Date of Conferral
Numerous safety studies suggest that stress complacency related accidents in manufacturing industries continue to cause injuries or fatalities because of the absence of emotional resources for leaders, who are unable to prevent accidents when these conditions exist. Leaders of the manufactory industries may not have the appropriate emotional measures which are significant to recognize employees' underlying complacent behavior. The purpose of this quantitative correlational study was to evaluate the relationship between leaders' emotional intelligence resources and their ability to manage to prevent injuries and fatalities in the workplace. The research questions address key traits of emotional intelligence regarding emotional perceptions and control which are needed to make the leaders more effective at recognizing and responding to stress complacency related incidents. Specifically, this study includes a method of inquiry in the form of a survey designed to measure 140 leaders' emotional intelligence competencies in 3 Western Virginia food and beverage manufactories. Structural equation modeling was used to determine the multivariate relationships among leaders' skills and safety prevention.
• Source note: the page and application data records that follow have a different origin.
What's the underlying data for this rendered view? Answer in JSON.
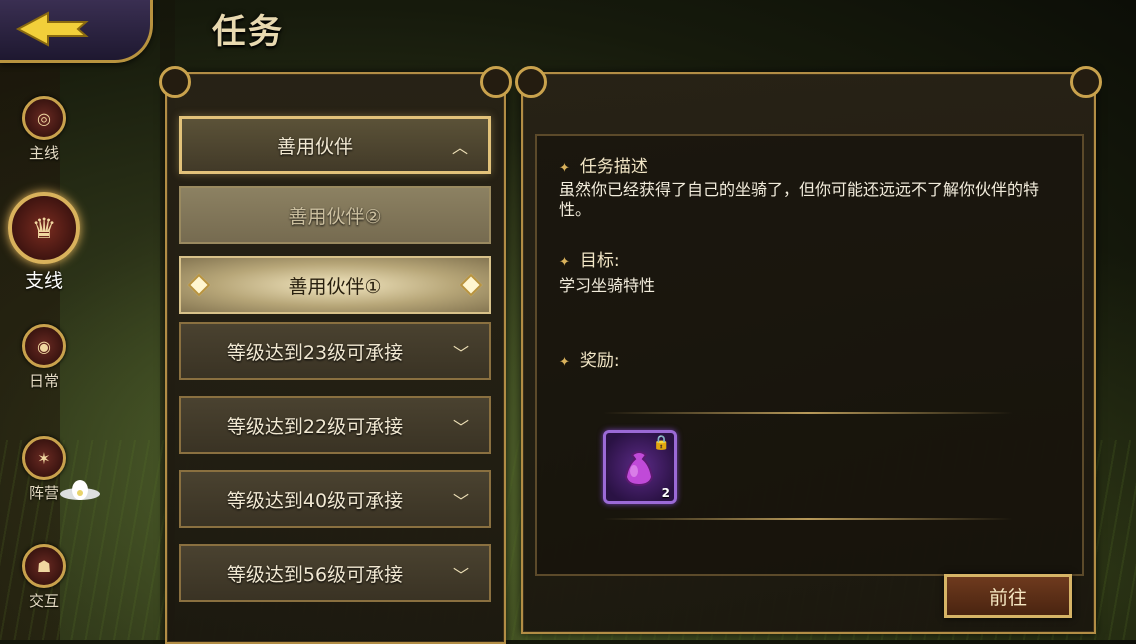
{
  "header": {
    "title": "任务"
  },
  "sidenav": [
    {
      "label": "主线",
      "icon": "scroll-icon",
      "active": false
    },
    {
      "label": "支线",
      "icon": "crown-icon",
      "active": true
    },
    {
      "label": "日常",
      "icon": "spiral-icon",
      "active": false
    },
    {
      "label": "阵营",
      "icon": "emblem-icon",
      "active": false
    },
    {
      "label": "交互",
      "icon": "people-icon",
      "active": false
    }
  ],
  "quest_list": {
    "group_title": "善用伙伴",
    "sub_quests": [
      "善用伙伴②",
      "善用伙伴①"
    ],
    "locked_quests": [
      "等级达到23级可承接",
      "等级达到22级可承接",
      "等级达到40级可承接",
      "等级达到56级可承接"
    ]
  },
  "detail": {
    "desc_heading": "任务描述",
    "desc_text": "虽然你已经获得了自己的坐骑了，但你可能还远远不了解你伙伴的特性。",
    "goal_heading": "目标:",
    "goal_text": "学习坐骑特性",
    "reward_heading": "奖励:",
    "reward_item": {
      "icon": "purple-bag-icon",
      "count": "2",
      "locked": true
    }
  },
  "go_button_label": "前往",
  "colors": {
    "gold": "#c9a24d",
    "reward_border": "#9b6ad6",
    "panel_bg": "#281f14"
  }
}
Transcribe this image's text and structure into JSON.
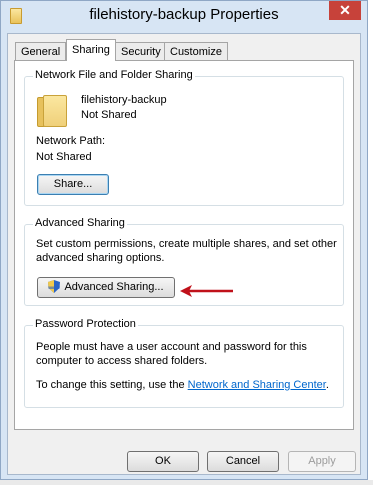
{
  "window": {
    "title": "filehistory-backup Properties",
    "close_glyph": "✕"
  },
  "tabs": [
    {
      "label": "General",
      "active": false
    },
    {
      "label": "Sharing",
      "active": true
    },
    {
      "label": "Security",
      "active": false
    },
    {
      "label": "Customize",
      "active": false
    }
  ],
  "network_sharing": {
    "group_label": "Network File and Folder Sharing",
    "folder_name": "filehistory-backup",
    "share_status": "Not Shared",
    "network_path_label": "Network Path:",
    "network_path_value": "Not Shared",
    "share_button": "Share..."
  },
  "advanced_sharing": {
    "group_label": "Advanced Sharing",
    "description": "Set custom permissions, create multiple shares, and set other advanced sharing options.",
    "description_line1": "Set custom permissions, create multiple shares, and set other",
    "description_line2": "advanced sharing options.",
    "button": "Advanced Sharing..."
  },
  "password_protection": {
    "group_label": "Password Protection",
    "line1": "People must have a user account and password for this",
    "line2": "computer to access shared folders.",
    "change_text": "To change this setting, use the ",
    "link": "Network and Sharing Center",
    "period": "."
  },
  "footer": {
    "ok": "OK",
    "cancel": "Cancel",
    "apply": "Apply"
  },
  "colors": {
    "accent": "#0066cc",
    "arrow": "#c0111a",
    "close": "#c7423a"
  }
}
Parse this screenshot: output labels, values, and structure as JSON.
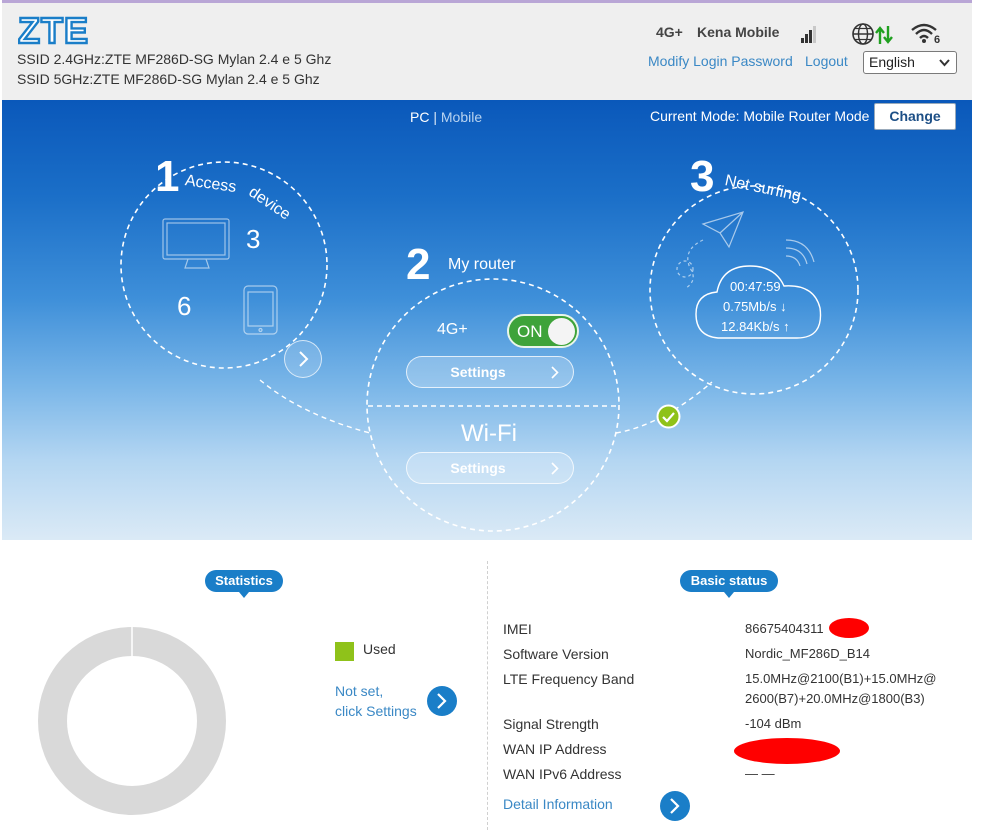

Leaders' emotional intelligence results indicated a negative effect on stress identification in either upper or middle leadership groups preventing them from exercising safe prevention error with their employees. Promoting leaders' emotional intelligence engagement may potentially contribute to social change helping the food and beverage organizations to protect their employees from getting hurt, promoting strong safety cultures, maintaining a positive impact on families and workers and thereby, increasing community resilience
Pineda, Ricardo Alberto, "Recognizing and Anticipating Stress Related Complacent Behavior in Manufacturing Industries" (2019). Walden Dissertations and Doctoral Studies. 6263.
Business Administration, Management, and Operations Commons, Management Sciences and Quantitative Methods Commons, Quantitative Psychology Commons